In the U.S., the numbers of rats and mice used in animal research is estimated at 20 million a year, or 95% of the total number of lab animals.[4][12] Other rodents commonly used are guinea pigs, hamsters, and gerbils. Mice are the most commonly used vertebrate species because of their size, low cost, ease of handling, and fast reproduction rate.[21] Mice also have genomes that are very similar to the human genome. This similarity allows researchers to recreate human diseases, such as breast cancer, in mice in order to understand how genes affect the development of disease.[13] The Foundation advocates the highest quality of animal care and treatment, stating that the use of animals in research is a privilege, and that animals deserve our respect and the best possible care.

Activities[edit]

The Foundation for Biomedical Research conducts educational programs for the news media, teachers, students and parents, pet owners and other groups.

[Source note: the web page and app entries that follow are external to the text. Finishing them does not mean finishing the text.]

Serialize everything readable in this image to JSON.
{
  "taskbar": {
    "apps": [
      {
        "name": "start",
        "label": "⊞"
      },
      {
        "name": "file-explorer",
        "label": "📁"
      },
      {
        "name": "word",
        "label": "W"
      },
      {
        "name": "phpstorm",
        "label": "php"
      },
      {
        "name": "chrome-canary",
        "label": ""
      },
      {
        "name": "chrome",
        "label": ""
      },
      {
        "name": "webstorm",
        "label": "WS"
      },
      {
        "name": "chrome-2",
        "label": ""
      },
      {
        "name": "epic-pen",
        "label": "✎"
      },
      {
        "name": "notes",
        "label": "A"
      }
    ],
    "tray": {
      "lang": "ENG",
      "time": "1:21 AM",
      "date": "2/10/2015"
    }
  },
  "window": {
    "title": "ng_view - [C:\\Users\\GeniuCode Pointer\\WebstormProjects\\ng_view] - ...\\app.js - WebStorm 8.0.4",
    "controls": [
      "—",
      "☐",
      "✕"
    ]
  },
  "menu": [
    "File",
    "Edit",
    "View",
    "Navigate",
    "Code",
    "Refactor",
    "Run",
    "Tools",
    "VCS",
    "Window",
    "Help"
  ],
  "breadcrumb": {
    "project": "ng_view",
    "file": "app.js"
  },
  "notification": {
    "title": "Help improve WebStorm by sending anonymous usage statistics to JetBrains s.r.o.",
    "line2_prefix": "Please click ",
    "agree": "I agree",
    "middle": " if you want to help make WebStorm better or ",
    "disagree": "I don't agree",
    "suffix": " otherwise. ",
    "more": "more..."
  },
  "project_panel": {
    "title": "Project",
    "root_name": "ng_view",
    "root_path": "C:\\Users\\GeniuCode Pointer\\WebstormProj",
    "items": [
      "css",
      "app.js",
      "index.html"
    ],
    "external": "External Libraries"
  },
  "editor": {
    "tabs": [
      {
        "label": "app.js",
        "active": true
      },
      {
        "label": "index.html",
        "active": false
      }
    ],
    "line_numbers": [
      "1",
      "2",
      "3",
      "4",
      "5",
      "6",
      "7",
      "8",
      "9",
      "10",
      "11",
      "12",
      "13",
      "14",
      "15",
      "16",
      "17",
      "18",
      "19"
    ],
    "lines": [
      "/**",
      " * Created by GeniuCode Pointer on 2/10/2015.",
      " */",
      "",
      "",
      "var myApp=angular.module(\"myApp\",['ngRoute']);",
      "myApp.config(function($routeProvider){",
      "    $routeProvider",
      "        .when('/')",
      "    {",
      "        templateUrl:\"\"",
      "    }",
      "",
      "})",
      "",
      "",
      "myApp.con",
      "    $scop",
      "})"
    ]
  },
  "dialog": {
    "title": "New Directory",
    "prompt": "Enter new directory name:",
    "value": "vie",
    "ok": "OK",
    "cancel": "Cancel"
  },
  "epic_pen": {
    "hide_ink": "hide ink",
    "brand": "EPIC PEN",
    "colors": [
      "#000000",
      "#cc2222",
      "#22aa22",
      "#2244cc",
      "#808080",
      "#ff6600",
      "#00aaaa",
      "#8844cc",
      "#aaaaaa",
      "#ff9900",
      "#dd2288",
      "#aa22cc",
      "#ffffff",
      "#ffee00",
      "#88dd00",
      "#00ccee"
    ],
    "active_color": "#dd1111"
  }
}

FBR publishes a subscriber-based daily news service called Total E-clips featuring biomedical research news, medical breakthroughs, political and legislative and activism news.

Since 1981, the FBR has monitored and analyzed the activities of animal rights organizations relating to researchers and institutions.

See also[edit]

References[edit]

  1. ^ Foundation for Biomedical Research. "About FBR". Retrieved 2009-06-24. 
  2. ^ 2005 Report on Enforcement of the Animal Welfare Act U.S. Department of Agriculture, Accessed 8 February 2008
  3. ^ The humane care and treatment of laboratory animals "Archived copy" (PDF). Archived from the original on March 8, 2008. Retrieved 2008-03-08.  National Association of Biomedical Research, Accessed 8 February 2008
  4. ^ a b Trull, Frankie L.; Rich, Barbara A. (1999). "More Regulation of Rodents". Science. 284 (5419): 1463. doi:10.1126/science.284.5419.1463. 
  5. ^ Sir John Vane. "Animal research and medical progress". 
  6. ^ About animal testing. "Scientists Against Animal Testing". 
  7. ^ The Society for Neuroscience. "Policies on the Use of Animals and Humans in Neuroscience Research". 
  8. ^ Ruesch, Hans (1989). 1000 Doctors (and many more) Against Vivisection. Civis/Civitas. ASIN B000FJGF82. 
  9. ^ Animal Experimentation Issues PCRM "Archived copy". Archived from the original on July 23, 2011. Retrieved 2015-04-06. 
  10. ^ "The Johns Hopkins Center for Alternatives to Animal Testing (CAAT)". Retrieved 2009-06-24. 
  11. ^ PETA. "Animals in Experimentation – Everybody Loses" (PDF). Retrieved 2009-06-24. 
  12. ^ a b The Critical Role of Nonhuman Primates in Research, https://fbresearch.org/wp-content/uploads/2016/08/NHP-White-Paper-Print-08-22-16.pdf. pg. 11.
  13. ^ a b c "MONKEYRESEARCH.ORG". monkeyresearch.org. Retrieved 2017-02-21. 
  14. ^ "Nine Premier Scientific Groups Release White Paper on the Critical Role of Nonhuman Primates (NHPs) in Scientific and Medical Research - Foundation for Biomedical Research". Foundation for Biomedical Research. 2016-08-24. Retrieved 2017-02-21. 
  15. ^ "NIH Will No Longer Support Biomedical Research on Chimpanzees". National Institutes of Health (NIH). 2015-11-18. Retrieved 2017-02-21. 
  16. ^ The Critical Role of Nonhuman Primates in Medical Research, https://fbresearch.org/wp-content/uploads/2016/08/NHP-White-Paper-Print-08-22-16.pdf. pg. 9-10.
  17. ^ https://fbresearch.org/wp-content/uploads/2016/09/Benefits-of-Monkey-Research-online-brochure.pdf
  18. ^ "Powerful Zika vaccine protects mice and monkeys from the virus". New Scientist. Retrieved 2017-02-21. 
  19. ^ Dogs: The Essential Need for Animals in Medical Research, https://fbresearch.org/wp-content/uploads/2016/04/Dogs-In-Biomedical-Research-FBR.pdf
  20. ^ a b "Cats | NABR". www.nabr.org. Retrieved 2017-02-21. 
  21. ^ Rosenthal, N; Brown, S (2007). "The mouse ascending: perspectives for human-disease models". Nature Cell Biology. 9 (9): 993–9. doi:10.1038/ncb437. PMID 17762889. 

External links[edit]